value boards; Exploring place value in base 4
Understanding place value and number systems; Moving between base 10 and base 4; Math Lab –
base 4 place value blocks
Understanding place value and number systems; Exploring base 6; Math Lab – problem solving in
base 6; In class assessment of understanding (not graded)
Addition and Subtraction; Commutative, Associative, and Distributive Principles; Cognitively Guided
Instruction; Error detection as a reflection of understanding; Math Lab – Materials to support
concepts and fluency in addition/subtraction
Double Column Addition & Subtraction; Invented & Standard Algorithms; Error Detection as a
reflection of understanding; Video – Children doing double column addition/subtraction

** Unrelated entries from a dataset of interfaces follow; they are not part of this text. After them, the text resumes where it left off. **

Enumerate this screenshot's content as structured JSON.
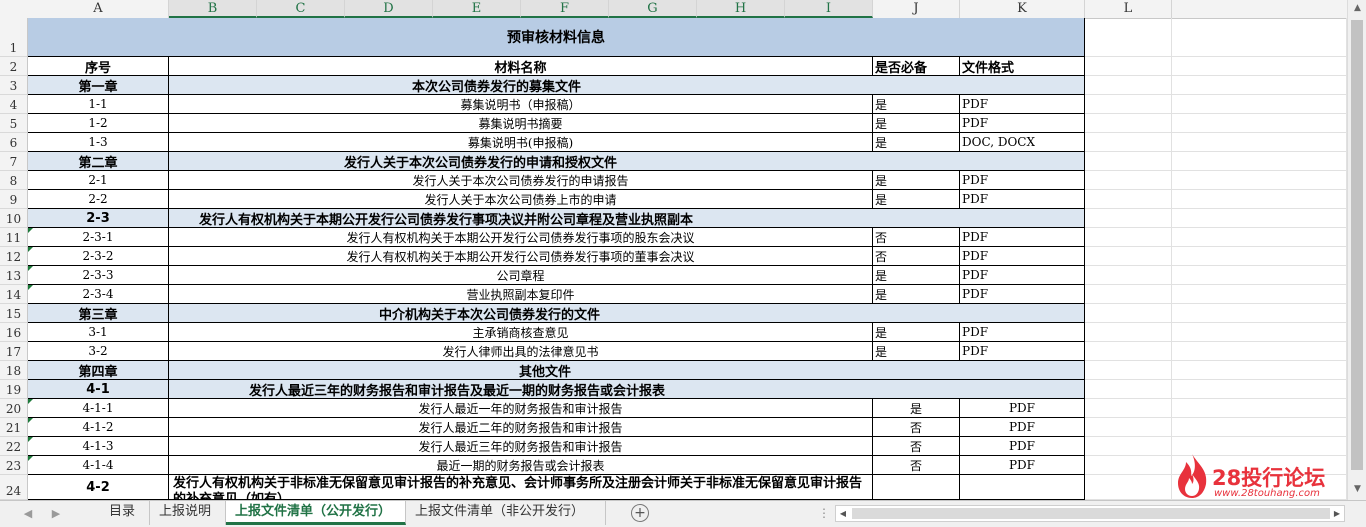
{
  "columns": [
    "A",
    "B",
    "C",
    "D",
    "E",
    "F",
    "G",
    "H",
    "I",
    "J",
    "K",
    "L"
  ],
  "title": "预审核材料信息",
  "header": {
    "seq": "序号",
    "name": "材料名称",
    "required": "是否必备",
    "format": "文件格式"
  },
  "rows": [
    {
      "num": "3",
      "seq": "第一章",
      "name": "本次公司债券发行的募集文件",
      "type": "section"
    },
    {
      "num": "4",
      "seq": "1-1",
      "name": "募集说明书（申报稿）",
      "required": "是",
      "format": "PDF",
      "type": "item"
    },
    {
      "num": "5",
      "seq": "1-2",
      "name": "募集说明书摘要",
      "required": "是",
      "format": "PDF",
      "type": "item"
    },
    {
      "num": "6",
      "seq": "1-3",
      "name": "募集说明书(申报稿)",
      "required": "是",
      "format": "DOC, DOCX",
      "type": "item"
    },
    {
      "num": "7",
      "seq": "第二章",
      "name": "发行人关于本次公司债券发行的申请和授权文件",
      "type": "section"
    },
    {
      "num": "8",
      "seq": "2-1",
      "name": "发行人关于本次公司债券发行的申请报告",
      "required": "是",
      "format": "PDF",
      "type": "item"
    },
    {
      "num": "9",
      "seq": "2-2",
      "name": "发行人关于本次公司债券上市的申请",
      "required": "是",
      "format": "PDF",
      "type": "item"
    },
    {
      "num": "10",
      "seq": "2-3",
      "name": "发行人有权机构关于本期公开发行公司债券发行事项决议并附公司章程及营业执照副本",
      "type": "section"
    },
    {
      "num": "11",
      "seq": "2-3-1",
      "name": "发行人有权机构关于本期公开发行公司债券发行事项的股东会决议",
      "required": "否",
      "format": "PDF",
      "type": "item",
      "tri": true
    },
    {
      "num": "12",
      "seq": "2-3-2",
      "name": "发行人有权机构关于本期公开发行公司债券发行事项的董事会决议",
      "required": "否",
      "format": "PDF",
      "type": "item",
      "tri": true
    },
    {
      "num": "13",
      "seq": "2-3-3",
      "name": "公司章程",
      "required": "是",
      "format": "PDF",
      "type": "item",
      "tri": true
    },
    {
      "num": "14",
      "seq": "2-3-4",
      "name": "营业执照副本复印件",
      "required": "是",
      "format": "PDF",
      "type": "item",
      "tri": true
    },
    {
      "num": "15",
      "seq": "第三章",
      "name": "中介机构关于本次公司债券发行的文件",
      "type": "section"
    },
    {
      "num": "16",
      "seq": "3-1",
      "name": "主承销商核查意见",
      "required": "是",
      "format": "PDF",
      "type": "item"
    },
    {
      "num": "17",
      "seq": "3-2",
      "name": "发行人律师出具的法律意见书",
      "required": "是",
      "format": "PDF",
      "type": "item"
    },
    {
      "num": "18",
      "seq": "第四章",
      "name": "其他文件",
      "type": "section"
    },
    {
      "num": "19",
      "seq": "4-1",
      "name": "发行人最近三年的财务报告和审计报告及最近一期的财务报告或会计报表",
      "type": "section"
    },
    {
      "num": "20",
      "seq": "4-1-1",
      "name": "发行人最近一年的财务报告和审计报告",
      "required": "是",
      "format": "PDF",
      "type": "item2",
      "tri": true
    },
    {
      "num": "21",
      "seq": "4-1-2",
      "name": "发行人最近二年的财务报告和审计报告",
      "required": "否",
      "format": "PDF",
      "type": "item2",
      "tri": true
    },
    {
      "num": "22",
      "seq": "4-1-3",
      "name": "发行人最近三年的财务报告和审计报告",
      "required": "否",
      "format": "PDF",
      "type": "item2",
      "tri": true
    },
    {
      "num": "23",
      "seq": "4-1-4",
      "name": "最近一期的财务报告或会计报表",
      "required": "否",
      "format": "PDF",
      "type": "item2",
      "tri": true
    },
    {
      "num": "24",
      "seq": "4-2",
      "name": "发行人有权机构关于非标准无保留意见审计报告的补充意见、会计师事务所及注册会计师关于非标准无保留意见审计报告的补充意见（如有）",
      "type": "partial"
    }
  ],
  "tabs": [
    "目录",
    "上报说明",
    "上报文件清单（公开发行）",
    "上报文件清单（非公开发行）"
  ],
  "active_tab": 2,
  "watermark": {
    "brand": "28投行论坛",
    "url": "www.28touhang.com"
  }
}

Multiplication and Division; Error detection as a reflection of understanding; Math Lab – Materials to
support concepts and fluency in multiplication/division
Multiplication and Division with larger numbers; Invented & Standard Algorithms; Error detection as
a reflection of understanding; Math Lab – long division with letters; Video – Children doing long
Fractions and Decimals; Math Lab – Materials to support concepts of rational numbers; TPA
Graphs, data, statistics, & probability; Math Lab – Materials to support data analysis & probability;
TPA advising
Geometry & Measurement; Math Lab – Materials to support data analysis & probability
Geometry & Measurement; TPA Presentations
TPA Presentations
Exam Week